(Another possibly misleading headline)Latest research deflates the idea that the Universe cycles for eternityGurzadyan and Penrose argue that collisions between
supermassive black holes from before the Big Bang would generate spherically propagating gravitational waves that would, in turn, leave characteristic circles within the cosmic microwave background.
Most cosmologists believe that the Universe, and with it space and time, exploded into being some 13.7 billion years ago at the Big Bang, and that it has been expanding ever since. A crucial component of the standard cosmological model — needed to explain why the Universe is so uniform — is the idea that a fraction of a second after the Big Bang, the Universe underwent a brief period of extremely rapid expansion known as inflation.
Penrose, however, thinks that the Universe's great uniformity instead originates from before the Big Bang, from the tail end of a previous aeon that saw the Universe expand to become infinitely large and very smooth. That aeon in turn was born in a Big Bang that emerged from the end of a still earlier aeon, and so on, creating a potentially infinite cycle with no beginning and no end.

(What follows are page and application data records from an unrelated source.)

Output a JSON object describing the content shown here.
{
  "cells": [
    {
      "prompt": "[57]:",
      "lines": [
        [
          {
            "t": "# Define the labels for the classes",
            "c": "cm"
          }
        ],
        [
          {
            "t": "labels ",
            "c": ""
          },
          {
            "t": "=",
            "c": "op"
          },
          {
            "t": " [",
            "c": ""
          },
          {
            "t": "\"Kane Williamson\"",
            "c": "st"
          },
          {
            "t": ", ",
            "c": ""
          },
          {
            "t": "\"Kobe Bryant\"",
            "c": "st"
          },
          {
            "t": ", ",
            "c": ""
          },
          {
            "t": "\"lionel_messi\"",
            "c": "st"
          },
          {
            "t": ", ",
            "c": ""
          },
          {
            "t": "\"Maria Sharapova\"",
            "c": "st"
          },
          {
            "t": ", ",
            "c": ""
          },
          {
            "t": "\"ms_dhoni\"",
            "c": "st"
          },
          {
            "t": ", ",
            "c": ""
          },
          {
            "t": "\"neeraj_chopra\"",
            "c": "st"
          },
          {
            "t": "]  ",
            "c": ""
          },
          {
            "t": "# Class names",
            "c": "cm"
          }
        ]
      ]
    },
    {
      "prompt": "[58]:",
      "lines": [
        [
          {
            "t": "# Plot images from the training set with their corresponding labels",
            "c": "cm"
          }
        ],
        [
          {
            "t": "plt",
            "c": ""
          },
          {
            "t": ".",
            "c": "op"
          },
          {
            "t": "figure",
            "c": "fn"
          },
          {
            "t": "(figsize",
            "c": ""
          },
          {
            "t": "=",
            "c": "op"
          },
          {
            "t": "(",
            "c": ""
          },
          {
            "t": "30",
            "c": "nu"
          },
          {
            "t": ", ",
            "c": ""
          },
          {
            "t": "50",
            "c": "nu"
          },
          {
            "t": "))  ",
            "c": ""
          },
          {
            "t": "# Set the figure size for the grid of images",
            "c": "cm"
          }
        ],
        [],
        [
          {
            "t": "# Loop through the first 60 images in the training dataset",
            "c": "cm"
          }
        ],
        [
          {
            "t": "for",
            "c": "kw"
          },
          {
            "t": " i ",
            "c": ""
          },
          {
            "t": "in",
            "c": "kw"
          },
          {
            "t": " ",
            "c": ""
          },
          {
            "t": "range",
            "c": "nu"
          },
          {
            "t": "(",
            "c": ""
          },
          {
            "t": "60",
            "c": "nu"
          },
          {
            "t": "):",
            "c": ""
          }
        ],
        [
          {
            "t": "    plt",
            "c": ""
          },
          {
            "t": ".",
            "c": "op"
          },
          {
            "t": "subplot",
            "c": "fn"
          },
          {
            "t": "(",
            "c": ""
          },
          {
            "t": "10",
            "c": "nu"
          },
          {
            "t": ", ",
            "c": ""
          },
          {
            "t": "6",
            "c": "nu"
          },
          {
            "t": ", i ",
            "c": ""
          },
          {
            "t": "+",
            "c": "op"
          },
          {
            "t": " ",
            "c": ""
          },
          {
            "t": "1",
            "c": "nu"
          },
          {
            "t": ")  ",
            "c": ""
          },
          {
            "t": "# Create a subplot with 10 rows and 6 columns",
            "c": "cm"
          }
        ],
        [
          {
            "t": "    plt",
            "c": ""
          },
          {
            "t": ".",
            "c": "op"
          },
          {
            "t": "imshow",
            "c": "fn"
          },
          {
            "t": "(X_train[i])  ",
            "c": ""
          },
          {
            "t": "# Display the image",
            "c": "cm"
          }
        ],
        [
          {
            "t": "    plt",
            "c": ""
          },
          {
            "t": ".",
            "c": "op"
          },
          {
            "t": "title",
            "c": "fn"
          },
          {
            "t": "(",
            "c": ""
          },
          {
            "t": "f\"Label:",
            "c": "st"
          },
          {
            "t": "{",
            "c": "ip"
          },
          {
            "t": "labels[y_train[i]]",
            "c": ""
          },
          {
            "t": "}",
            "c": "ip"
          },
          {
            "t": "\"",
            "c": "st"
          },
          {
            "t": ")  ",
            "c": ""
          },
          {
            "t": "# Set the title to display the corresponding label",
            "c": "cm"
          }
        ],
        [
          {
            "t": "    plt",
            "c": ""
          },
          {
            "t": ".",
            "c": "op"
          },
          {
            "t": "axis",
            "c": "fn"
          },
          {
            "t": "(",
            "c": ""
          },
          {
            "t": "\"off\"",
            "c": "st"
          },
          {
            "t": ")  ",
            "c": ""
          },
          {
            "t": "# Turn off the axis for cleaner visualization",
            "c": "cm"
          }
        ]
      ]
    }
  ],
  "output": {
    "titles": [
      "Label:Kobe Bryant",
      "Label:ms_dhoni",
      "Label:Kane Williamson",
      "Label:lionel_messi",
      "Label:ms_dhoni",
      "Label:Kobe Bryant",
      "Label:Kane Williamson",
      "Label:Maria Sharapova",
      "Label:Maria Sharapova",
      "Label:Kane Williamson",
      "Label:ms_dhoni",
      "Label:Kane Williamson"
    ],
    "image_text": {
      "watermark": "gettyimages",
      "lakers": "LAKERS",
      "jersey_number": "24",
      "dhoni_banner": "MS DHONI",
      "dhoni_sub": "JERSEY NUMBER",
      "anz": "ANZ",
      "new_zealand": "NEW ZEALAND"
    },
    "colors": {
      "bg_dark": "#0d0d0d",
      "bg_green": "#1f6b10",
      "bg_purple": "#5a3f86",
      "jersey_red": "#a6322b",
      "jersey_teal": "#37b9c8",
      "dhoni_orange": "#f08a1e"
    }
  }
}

Now Gurzadyan and Penrose's idea is being challenged by three independent studies, all posted on the arXiv server within the past few days....
All three groups reproduced Gurzadyan's analysis of the WMAP data and all agree that the data do contain low-variance circles. Where they part company with the earlier work is in the significance that they attribute to these circles.
Things are getting curiouser and curiouser.